Extending the same health benefit tax benefits available to married couples to domestic partners.
A progressive tax to help pay the bill through a surcharge on wealthy earners and required contributions from large employers, in sharp contrast with the Senate proposal to tax health benefits on misnamed “Cadillac” plans, comprehensive coverage available to many union members, for example.
But the acclaim now flowing from some quarters would have been better deserved had these provisions been enacted on their own — not accompanied by the many shortcomings of the legislation. To cite a few:
Healthcare will remain unaffordable for many Americans. The bill does not do nearly enough to control skyrocketing insurance, pharmaceutical, and hospital costs. Indeed, by various estimates, with no effective limits on the insurance industry’s price gouging, out-of-pocket costs for premiums, deductibles and other fees by some estimates with eat up from 15 to 19 percent of family incomes by several accounts.

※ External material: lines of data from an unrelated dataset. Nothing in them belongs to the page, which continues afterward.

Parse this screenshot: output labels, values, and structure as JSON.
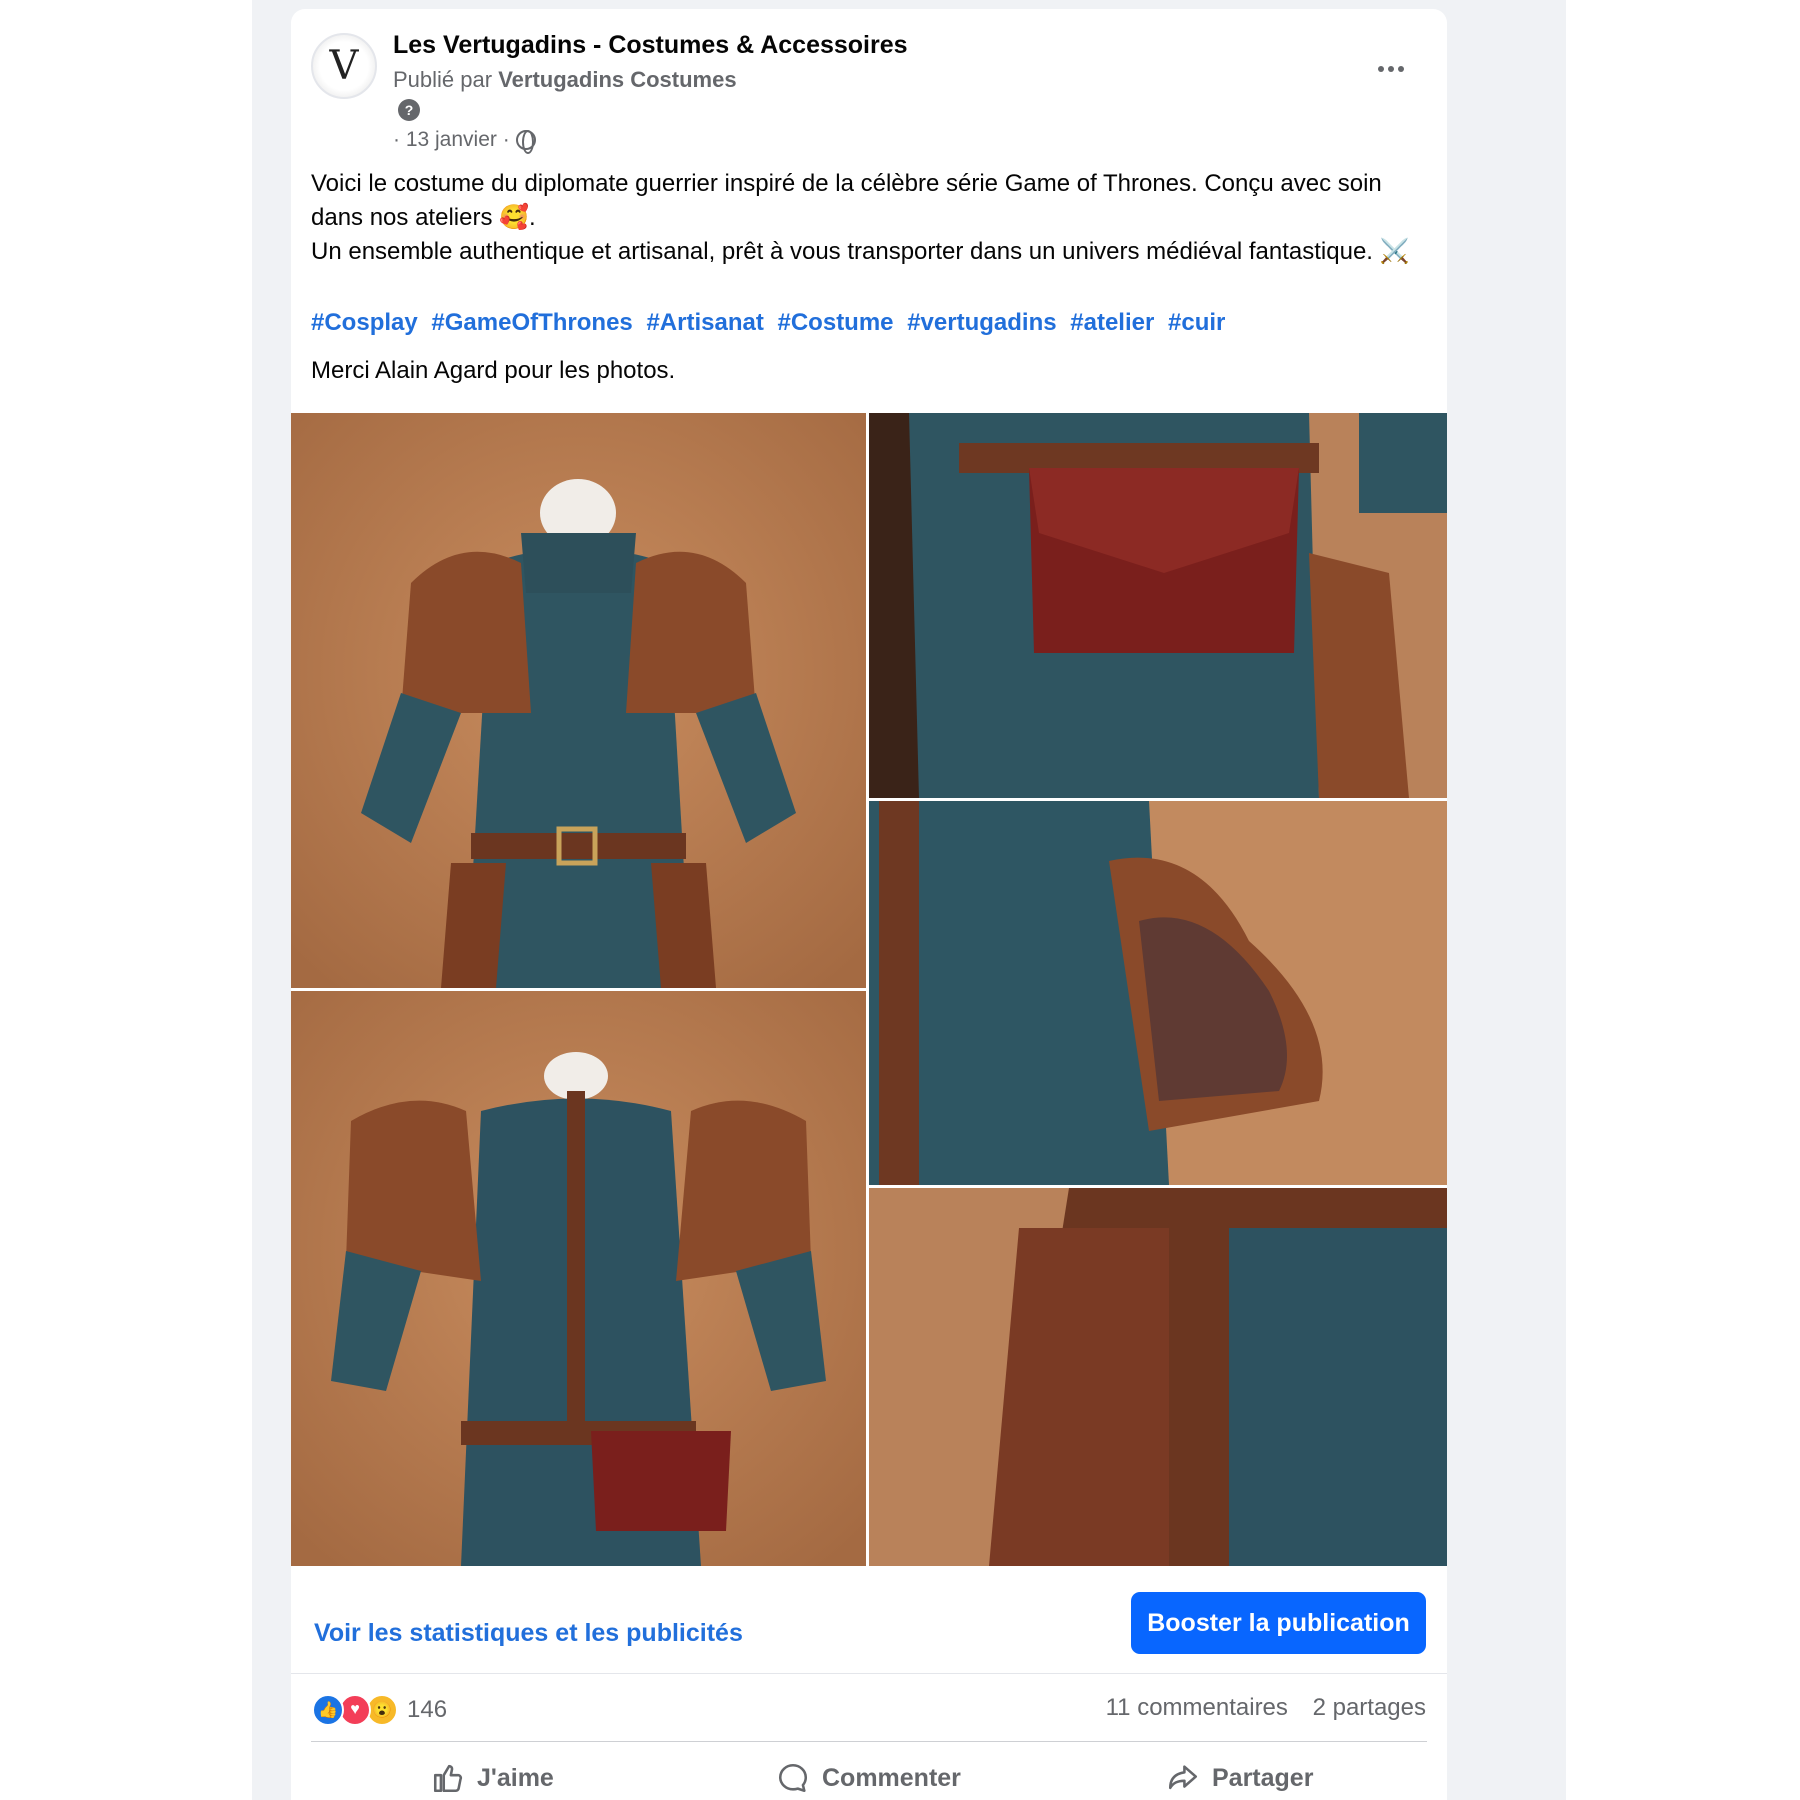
{
  "post": {
    "page_name": "Les Vertugadins - Costumes & Accessoires",
    "published_prefix": "Publié par",
    "published_by": "Vertugadins Costumes",
    "help_icon": "?",
    "date": "· 13 janvier ·",
    "avatar_letter": "V",
    "text_lines": [
      "Voici le costume du diplomate guerrier inspiré de la célèbre série Game of Thrones. Conçu avec soin dans nos ateliers 🥰.",
      "Un ensemble authentique et artisanal, prêt à vous transporter dans un univers médiéval fantastique. ⚔️"
    ],
    "hashtags": [
      "#Cosplay",
      "#GameOfThrones",
      "#Artisanat",
      "#Costume",
      "#vertugadins",
      "#atelier",
      "#cuir"
    ],
    "credit": "Merci Alain Agard pour les photos."
  },
  "promo": {
    "stats_link": "Voir les statistiques et les publicités",
    "boost_button": "Booster la publication"
  },
  "engagement": {
    "reactions": [
      "like",
      "love",
      "wow"
    ],
    "reaction_count": "146",
    "comments": "11 commentaires",
    "shares": "2 partages"
  },
  "actions": {
    "like": "J'aime",
    "comment": "Commenter",
    "share": "Partager"
  },
  "colors": {
    "link_blue": "#216fdb",
    "boost_blue": "#0866ff",
    "muted_text": "#65676b",
    "feed_bg": "#f0f2f5"
  }
}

No meaningful reform of the rampant insurance denials of medical treatment the insurers don’t want to pay for.
Little assistance for individuals and families who presently have employer-sponsored health plans and face frequent erosion of their coverage and health security. No help for the healthcare cost-shifting from employers to employees.
Minimal expansion of consumer choice. The much debated public plan option will be available only to about 2 percent of people under age 65, mostly those now not covered who buy insurance on their own (it may or may not be expanded in 2015). Further, no additional plan options for those in the many markets dominated by one or two private plans, and no additional choice of doctor or hospital within existing plans.
The new limits on abortion extended to poor women.
Ultimately, the combination of the mandate to buy insurance, federal subsidies to low income families to purchase private plans, failure to adequately control insurance prices or crack down on the abuse of insurance denials make the House bill — and its Senate counterpart — look a lot like a massive bailout for the private insurance industry.
Don’t be misled by the howling from insurance industry which has been spending some $1.4 million a day to steer the direction of legislation. They would have preferred the status quo, but will be more than happy to count the increased revenues coming their way.
As Rep. Dennis Kucinich said on the House floor, “we cannot fault the insurance companies for being what they are. But we can fault legislation in which the government incentivizes the perpetuation, indeed the strengthening, of the for-profit health insurance industry, the very source of the problem.”
While some people will have improved access, the final accounting will be an even firmer private insurance grip on our healthcare system, with the U.S. remaining the only industrialized nation which barters our health for private profit.
Months ago, the Obama administration pre-determined this outcome by ruling out the most comprehensive, most cost effective, most humane reform, single payer, or an expanded and improved Medicare for all. Single payer proponents were shut out of White House forums, blocked from most hearings in the Senate, and single payer amendments stripped from the final House bill. Yet, through grassroots pressure, single-payer advocates forced consideration by the House of an improved Medicare for all until the very end.
But nurses and other single payer proponents who have heroically fought for this reform for years will continue the campaign, next in the Senate, where single payer amendments are expected to be introduced. The scene will also shift to state capitols, where vibrant single payer movements remain active and will escalate.
Proponents of comprehensive reform will never be silent, and never stop working for the real change we most desperately need.
ROSE ANN DeMORO is executive director of the California Nurses Association.